Far worse, however, is Tengen's port of the 1985 arcade game, Indiana Jones and the Temple of Doom. The original was pretty cool for 1985: it used speech samples from the movie, had fasting moving mine cart action, and plenty of underground caverns and lava pits. In this case, the opposite approach was taken from that of Paperboy and Rampage -- the game was rebuilt almost entirely from scratch. The game now involves running through a series of maze like caverns (made more confusing by the fact that each level screen wraps around both vertically and horizontally) looking for a bunch of hidden map pieces. This wouldn't be so bad, except for a number of flaws, starting with a needlessly confusing control screen. The very first thing you need to do is to start the game,, by pressing the Select button. Not, Start, but Select. From there you'll learn that the jump and attack buttons are reversed from the configuration found in every other NES game. And that you don't jump in the direction Indy is facing. No, you need to hold down the d-pad in the direction you want to jump and then hit the jump button. Otherwise Indy will always jump towards the bottom screen, usually into a lava pit.
A pretty cool game, but who leaves canisters of gasoline lying around next to lava pits?
Beyond the controls, the game offers suffers from a plethora of opaque and illogical rules. Keys are occasionally found -- these can open doors, but not all doors. Doors leading to rooms containing TNT need to be opened using swords. Swords are used to kill enemies (which makes sense,) but also are required to open these special doors (which doesn't.) Guns are also used to kill enemies, but are also needed to find hidden grapple points. These are found by shooting "small skulls," not to be confused with "large skulls," which are something else entirely and can't be shot with the gun. None of this is explained in the game itself, so in order to have any idea what to do, you need to read through the poorly organized and repetitive 14 page manual.

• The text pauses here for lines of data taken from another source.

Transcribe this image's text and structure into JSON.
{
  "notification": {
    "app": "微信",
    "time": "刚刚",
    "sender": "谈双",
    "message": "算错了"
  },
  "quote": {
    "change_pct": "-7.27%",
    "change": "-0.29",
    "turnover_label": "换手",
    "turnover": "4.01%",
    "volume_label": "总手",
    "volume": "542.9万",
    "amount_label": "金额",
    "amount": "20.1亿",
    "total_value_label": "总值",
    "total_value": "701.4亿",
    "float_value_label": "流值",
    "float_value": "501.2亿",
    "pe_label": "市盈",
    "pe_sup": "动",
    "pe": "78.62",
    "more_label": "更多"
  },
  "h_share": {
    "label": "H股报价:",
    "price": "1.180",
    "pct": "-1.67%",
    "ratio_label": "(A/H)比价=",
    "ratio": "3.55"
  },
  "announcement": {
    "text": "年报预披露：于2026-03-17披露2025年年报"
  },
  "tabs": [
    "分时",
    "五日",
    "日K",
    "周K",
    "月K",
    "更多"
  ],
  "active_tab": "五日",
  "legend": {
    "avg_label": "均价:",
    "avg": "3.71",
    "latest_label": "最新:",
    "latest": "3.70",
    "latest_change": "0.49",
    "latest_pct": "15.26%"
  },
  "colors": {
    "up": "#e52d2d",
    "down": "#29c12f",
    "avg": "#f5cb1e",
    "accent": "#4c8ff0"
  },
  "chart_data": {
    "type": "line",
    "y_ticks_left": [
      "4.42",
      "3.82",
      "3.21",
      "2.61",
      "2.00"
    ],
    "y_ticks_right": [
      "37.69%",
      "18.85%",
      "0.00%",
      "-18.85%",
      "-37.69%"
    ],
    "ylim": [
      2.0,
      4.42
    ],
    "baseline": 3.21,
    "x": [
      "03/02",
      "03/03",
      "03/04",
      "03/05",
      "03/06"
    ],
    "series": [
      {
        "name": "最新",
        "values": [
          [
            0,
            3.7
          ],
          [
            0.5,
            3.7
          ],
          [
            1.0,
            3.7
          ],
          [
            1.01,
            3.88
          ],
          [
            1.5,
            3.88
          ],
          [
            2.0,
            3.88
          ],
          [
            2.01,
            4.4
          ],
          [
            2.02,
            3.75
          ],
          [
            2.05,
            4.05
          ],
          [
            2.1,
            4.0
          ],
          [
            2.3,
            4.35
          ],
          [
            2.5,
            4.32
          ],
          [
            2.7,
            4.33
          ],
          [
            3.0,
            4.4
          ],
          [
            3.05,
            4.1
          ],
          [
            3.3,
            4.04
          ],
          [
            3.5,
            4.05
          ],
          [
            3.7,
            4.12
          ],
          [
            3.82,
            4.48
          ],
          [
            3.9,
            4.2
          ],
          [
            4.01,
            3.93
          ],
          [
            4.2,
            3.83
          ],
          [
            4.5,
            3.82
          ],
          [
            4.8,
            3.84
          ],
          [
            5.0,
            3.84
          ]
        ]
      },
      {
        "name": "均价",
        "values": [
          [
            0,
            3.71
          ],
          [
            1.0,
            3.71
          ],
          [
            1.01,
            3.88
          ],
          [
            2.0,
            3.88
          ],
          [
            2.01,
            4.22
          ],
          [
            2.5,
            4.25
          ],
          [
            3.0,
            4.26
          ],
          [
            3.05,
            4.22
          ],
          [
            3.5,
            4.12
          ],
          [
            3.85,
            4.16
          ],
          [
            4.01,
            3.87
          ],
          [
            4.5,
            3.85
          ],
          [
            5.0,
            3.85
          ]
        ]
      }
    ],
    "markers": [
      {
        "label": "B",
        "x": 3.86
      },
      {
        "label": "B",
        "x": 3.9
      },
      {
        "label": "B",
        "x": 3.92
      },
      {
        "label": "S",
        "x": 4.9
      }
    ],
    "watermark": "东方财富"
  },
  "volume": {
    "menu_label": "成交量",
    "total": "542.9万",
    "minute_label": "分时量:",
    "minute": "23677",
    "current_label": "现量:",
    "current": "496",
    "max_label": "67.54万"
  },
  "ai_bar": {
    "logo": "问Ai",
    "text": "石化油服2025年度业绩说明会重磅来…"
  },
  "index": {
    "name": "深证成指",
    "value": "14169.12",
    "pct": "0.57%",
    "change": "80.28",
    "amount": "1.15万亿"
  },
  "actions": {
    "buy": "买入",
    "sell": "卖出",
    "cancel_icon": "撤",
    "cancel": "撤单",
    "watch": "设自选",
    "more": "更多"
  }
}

Ok, why is the cavern green?
And to top it all off, the NES Temple of Doom is hideously ugly.
All of this is giving me the impression that US developers in 1988 had no idea how to create a decent console game. Certainly I've seen no NES games from any Western publisher that comes close to the stuff being produced by Capcom, Konami, Nintendo, et al at this time. One major issue seems to be an over reliance on crappy arcade ports, usually of games a few years old and that have already been ported to every other system known to man before reaching the NES.
Nowadays, of course, US publishers dominate the US console game market, but in 1988 they made a pretty sad showing.